The table below presents an estimated toll cost per mile for different toll roads throughout the country. The toll rate depends largely on the amount of traffic and the number of alternatives a carrier might have. That’s why the Ohio and Pennsylvania turnpikes are the most expensive toll roads.

The table shows the number of miles a carrier can run off route to avoid 100 toll miles before they would have been better off to run the toll road. Three different operating costs are in play here.

  • Running costs are the lowest level of costs for fuel, maintenance and tires. It assumes that drivers are paid based on the shortest route, whether or not it involves tolls.
  • Variable costs are all the costs, including the cost of paying the driver, for off-route miles incurred in avoiding a toll.
  • Fully loaded cost is the typical cost for a carrier for all miles, including the cost of overhead and equipment.

Breakeven out-of-route miles to avoid 100 toll miles
Estimated Operating cost per mile
Toll/mile Running cost Variable cost Fully loaded
($0.30) ($0.80) ($1.20)
Delaware $0.17 57 21 14
Florida $0.16 53 20 13
Illinois $0.16 53 20 13
Indiana $0.10 33 13 8
Kansas $0.08 27 10 7
Kentucky $0.06 20 8 5
Maine $0.18 60 23 15
Maryland $0.16 53 20 13
Massachusetts $0.14 47 18 12
New Hampshire $0.22 73 28 18
New Jersey $0.19 63 24 16
New York* $0.11 37 14 9
Ohio $0.29 97 36 24
Oklahoma $0.16 53 20 13
Pennsylvania $0.22 73 28 18
West Virginia $0.06 20 8 5
*New York toll rate is net of state’s weight and distance tax of $.05 a mile, which is not applied to toll miles.

If you incur only running costs, you can afford to travel quite a distance off route to avoid an expensive toll rate. The breakeven off-route distance shrinks significantly if you must pay drivers for miles driven to avoid tolls. Whether or not you should pay for such miles is a sensitive subject. Drivers and operators naturally believe they should be compensated, but carriers typically haven’t built that compensation into the freight rate. Instead, carriers increasingly probably will pay tolls in order to keep the shortest miles and pay miles consistent.

Where will carriers find the money to pay tolls? Some undoubtedly will come from shippers as carriers figure tolls into rates for toll-intensive lanes. Already, many carriers levy a surcharge for unavoidable tolls, such as the bridges to New York City and Long Island.

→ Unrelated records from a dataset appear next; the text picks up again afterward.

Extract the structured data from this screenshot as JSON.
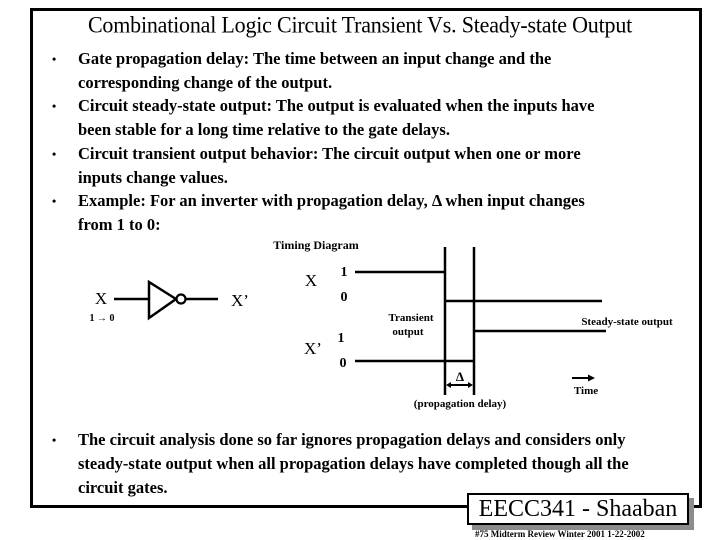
{
  "slide": {
    "title": "Combinational Logic Circuit Transient Vs. Steady-state Output",
    "bullets": [
      {
        "lines": [
          "Gate propagation delay:  The time between an input change and the",
          "corresponding change of the output."
        ]
      },
      {
        "lines": [
          "Circuit steady-state output:   The output is evaluated when the inputs have",
          "been stable for a long time relative to the gate delays."
        ]
      },
      {
        "lines": [
          "Circuit transient output behavior:   The circuit output when one or more",
          "inputs change values."
        ]
      },
      {
        "lines": [
          "Example:   For an inverter with propagation delay,  Δ   when input changes",
          "from 1 to 0:"
        ]
      }
    ],
    "final_bullet": {
      "lines": [
        "The circuit analysis done so far ignores propagation delays and considers only",
        "steady-state output when all propagation delays have completed though all the",
        "circuit gates."
      ]
    },
    "bullet_glyph": "•"
  },
  "diagram": {
    "title": "Timing Diagram",
    "inverter": {
      "input_label": "X",
      "output_label": "X’",
      "transition_label": "1 → 0"
    },
    "signals": [
      {
        "name": "X",
        "high_label": "1",
        "low_label": "0"
      },
      {
        "name": "X’",
        "high_label": "1",
        "low_label": "0"
      }
    ],
    "transient_label_line1": "Transient",
    "transient_label_line2": "output",
    "steady_label": "Steady-state output",
    "delta_label": "Δ",
    "delay_label": "(propagation delay)",
    "time_label": "Time"
  },
  "footer": {
    "course": "EECC341 - Shaaban",
    "note": "#75   Midterm Review   Winter 2001  1-22-2002"
  }
}
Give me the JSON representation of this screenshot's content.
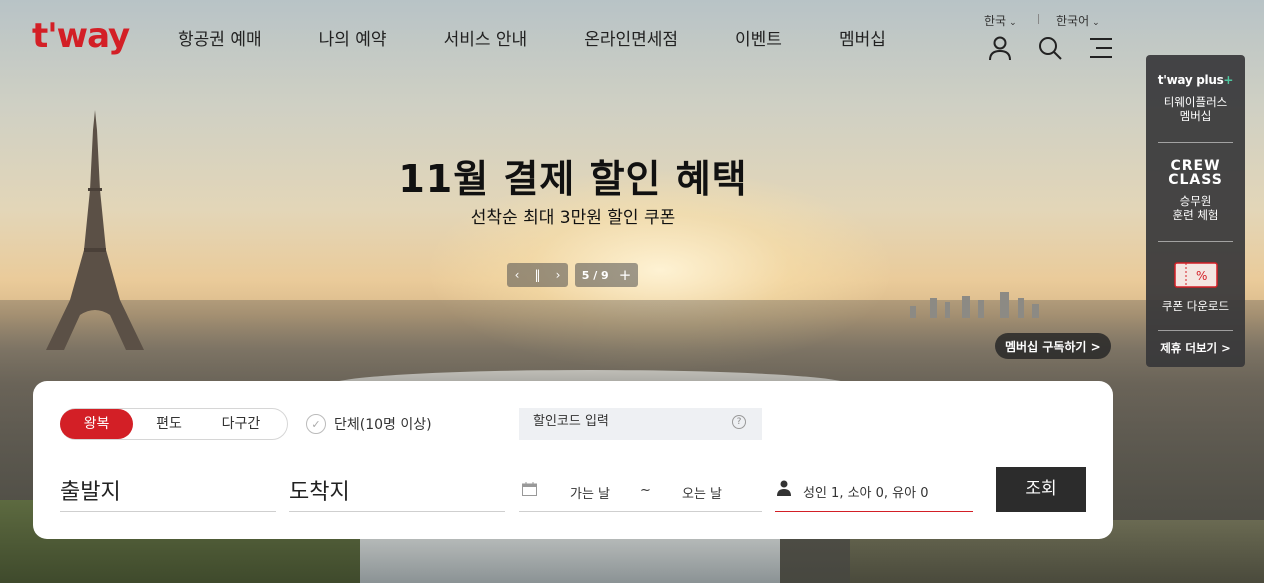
{
  "brand": {
    "logo_text": "t'way",
    "accent_color": "#d31f26"
  },
  "nav": {
    "items": [
      {
        "label": "항공권 예매"
      },
      {
        "label": "나의 예약"
      },
      {
        "label": "서비스 안내"
      },
      {
        "label": "온라인면세점"
      },
      {
        "label": "이벤트"
      },
      {
        "label": "멤버십"
      }
    ]
  },
  "header": {
    "region_label": "한국",
    "language_label": "한국어",
    "icons": [
      "user-icon",
      "search-icon",
      "menu-icon"
    ]
  },
  "banner": {
    "title": "11월 결제 할인 혜택",
    "subtitle": "선착순 최대 3만원 할인 쿠폰",
    "slide_counter": "5 / 9",
    "membership_button": "멤버십 구독하기 >"
  },
  "side_panel": {
    "plus_logo": "t'way plus",
    "plus_label_line1": "티웨이플러스",
    "plus_label_line2": "멤버십",
    "crew_logo_line1": "CREW",
    "crew_logo_line2": "CLASS",
    "crew_label_line1": "승무원",
    "crew_label_line2": "훈련 체험",
    "coupon_label": "쿠폰 다운로드",
    "more_label": "제휴 더보기 >"
  },
  "booking": {
    "trip_types": [
      {
        "label": "왕복",
        "active": true
      },
      {
        "label": "편도",
        "active": false
      },
      {
        "label": "다구간",
        "active": false
      }
    ],
    "group_label": "단체(10명 이상)",
    "promo_placeholder": "할인코드 입력",
    "origin_label": "출발지",
    "destination_label": "도착지",
    "departure_label": "가는 날",
    "date_separator": "~",
    "return_label": "오는 날",
    "passengers": "성인 1, 소아 0, 유아 0",
    "search_button": "조회"
  }
}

Shippers will fight these increases. So carriers may look to improved equipment utilization to make up the difference. Running extra non-revenue miles to avoid tolls represents an opportunity cost to the carrier. That cost reduces the number of off-route miles a carrier can afford to run to avoid tolls.

But does a carrier really lose utilization by avoiding toll miles? If a driver shows up a half hour later to a destination, does it really affect the amount of revenue the truck generates for the week?

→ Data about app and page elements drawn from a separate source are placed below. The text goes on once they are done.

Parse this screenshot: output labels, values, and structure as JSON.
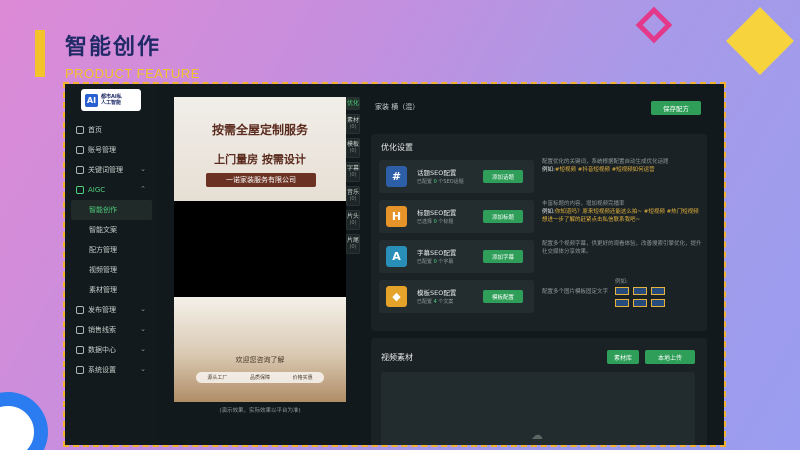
{
  "slide": {
    "title": "智能创作",
    "subtitle": "PRODUCT FEATURE"
  },
  "colors": {
    "accent_green": "#2e9e58",
    "accent_yellow": "#f4c22b",
    "title_blue": "#1f2a66",
    "app_bg": "#12191d"
  },
  "app": {
    "logo": {
      "line1": "都市AI私",
      "line2": "人工智能",
      "mark": "AI"
    },
    "sidebar": {
      "items": [
        {
          "label": "首页",
          "icon": "home-icon"
        },
        {
          "label": "账号管理",
          "icon": "account-icon"
        },
        {
          "label": "关键词管理",
          "icon": "gear-icon",
          "chev": "⌄"
        },
        {
          "label": "AIGC",
          "icon": "aigc-icon",
          "chev": "⌃"
        },
        {
          "label": "发布管理",
          "icon": "publish-icon",
          "chev": "⌄"
        },
        {
          "label": "销售线索",
          "icon": "leads-icon",
          "chev": "⌄"
        },
        {
          "label": "数据中心",
          "icon": "data-icon",
          "chev": "⌄"
        },
        {
          "label": "系统设置",
          "icon": "settings-icon",
          "chev": "⌄"
        }
      ],
      "aigc_sub": [
        "智能创作",
        "智能文案",
        "配方管理",
        "视频管理",
        "素材管理"
      ]
    },
    "phone": {
      "line1": "按需全屋定制服务",
      "line2": "上门量房 按需设计",
      "band": "一诺家装服务有限公司",
      "welcome": "欢迎您咨询了解",
      "tags": [
        "源头工厂",
        "品质保障",
        "价格实惠"
      ],
      "caption": "(演示效果，实际效果以平台为准)"
    },
    "vtabs": [
      {
        "label": "优化",
        "count": ""
      },
      {
        "label": "素材",
        "count": "(0)"
      },
      {
        "label": "模板",
        "count": "(0)"
      },
      {
        "label": "字幕",
        "count": "(0)"
      },
      {
        "label": "音乐",
        "count": "(0)"
      },
      {
        "label": "片头",
        "count": "(0)"
      },
      {
        "label": "片尾",
        "count": "(0)"
      }
    ],
    "top_label": "家装 横（混）",
    "save_button": "保存配方",
    "optimize": {
      "title": "优化设置",
      "items": [
        {
          "name": "话题SEO配置",
          "stat_prefix": "已配置",
          "stat_count": "0",
          "stat_suffix": "个SEO话题",
          "button": "添加话题",
          "icon": "hashtag-icon",
          "icon_glyph": "#",
          "icon_color": "#2d5ea8",
          "desc": "配置优化的关键词，系统根据配置自动生成优化话题",
          "example_label": "例如:",
          "example": "#短视频 #抖音短视频 #短视频如何运营"
        },
        {
          "name": "标题SEO配置",
          "stat_prefix": "已选择",
          "stat_count": "0",
          "stat_suffix": "个标题",
          "button": "添加标题",
          "icon": "title-h-icon",
          "icon_glyph": "H",
          "icon_color": "#e6932a",
          "desc": "丰富标题的内容，增加视频完播率",
          "example_label": "例如:",
          "example": "你知道吗？原来短视频还能这么拍~ #短视频 #热门短视频 想进一步了解的赶紧点击私信联系我吧~"
        },
        {
          "name": "字幕SEO配置",
          "stat_prefix": "已配置",
          "stat_count": "0",
          "stat_suffix": "个字幕",
          "button": "添加字幕",
          "icon": "subtitle-icon",
          "icon_glyph": "A",
          "icon_color": "#2a8fb8",
          "desc": "配置多个视频字幕，供更好的观看体验，改善搜索引擎优化，提升社交媒体分享效果。",
          "example_label": "",
          "example": ""
        },
        {
          "name": "模板SEO配置",
          "stat_prefix": "已配置",
          "stat_count": "4",
          "stat_suffix": "个文案",
          "button": "模板配置",
          "icon": "template-box-icon",
          "icon_glyph": "◆",
          "icon_color": "#e6a32a",
          "desc": "配置多个图片模板固定文字",
          "example_label": "例如:",
          "example": ""
        }
      ]
    },
    "video": {
      "title": "视频素材",
      "library_button": "素材库",
      "local_upload_button": "本地上传"
    }
  }
}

Ten years ago, the answer would have been no. Now, with greater attention placed on drivers’ hours, an hour of driving off route truly is an hour less time to drive on revenue loads.

Also, drivers aren’t willing to be out for three to four weeks at a time. When drivers expect to be home every weekend, there are only a limited number of hours available to use that truck. Factor these concerns into your decision on tolls.